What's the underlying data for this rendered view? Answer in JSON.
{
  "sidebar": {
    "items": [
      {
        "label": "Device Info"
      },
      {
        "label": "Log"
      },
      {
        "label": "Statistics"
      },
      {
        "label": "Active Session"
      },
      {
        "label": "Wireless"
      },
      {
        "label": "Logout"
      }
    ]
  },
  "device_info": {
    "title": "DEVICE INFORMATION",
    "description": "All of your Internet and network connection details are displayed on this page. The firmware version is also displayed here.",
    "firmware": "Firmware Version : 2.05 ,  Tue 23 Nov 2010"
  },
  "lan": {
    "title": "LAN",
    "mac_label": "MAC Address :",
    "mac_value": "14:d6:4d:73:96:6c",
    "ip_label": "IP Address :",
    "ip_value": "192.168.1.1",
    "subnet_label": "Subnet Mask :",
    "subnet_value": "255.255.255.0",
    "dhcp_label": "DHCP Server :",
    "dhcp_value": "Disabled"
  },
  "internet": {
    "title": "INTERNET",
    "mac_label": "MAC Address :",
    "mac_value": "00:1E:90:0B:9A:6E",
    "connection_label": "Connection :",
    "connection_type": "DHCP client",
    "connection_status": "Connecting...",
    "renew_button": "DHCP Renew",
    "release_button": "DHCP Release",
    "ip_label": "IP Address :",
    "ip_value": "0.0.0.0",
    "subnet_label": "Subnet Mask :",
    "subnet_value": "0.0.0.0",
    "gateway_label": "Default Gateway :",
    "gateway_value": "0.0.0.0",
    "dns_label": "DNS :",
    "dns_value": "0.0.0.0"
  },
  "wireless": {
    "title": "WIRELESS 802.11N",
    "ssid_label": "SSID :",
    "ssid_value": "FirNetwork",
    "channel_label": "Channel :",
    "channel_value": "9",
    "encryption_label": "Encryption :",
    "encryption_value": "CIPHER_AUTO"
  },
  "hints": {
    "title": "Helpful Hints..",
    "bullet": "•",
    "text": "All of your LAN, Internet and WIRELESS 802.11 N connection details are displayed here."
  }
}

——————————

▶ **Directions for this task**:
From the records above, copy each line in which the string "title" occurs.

▶ **Result**:
    "title": "DEVICE INFORMATION",
    "title": "LAN",
    "title": "INTERNET",
    "title": "WIRELESS 802.11N",
    "title": "Helpful Hints..",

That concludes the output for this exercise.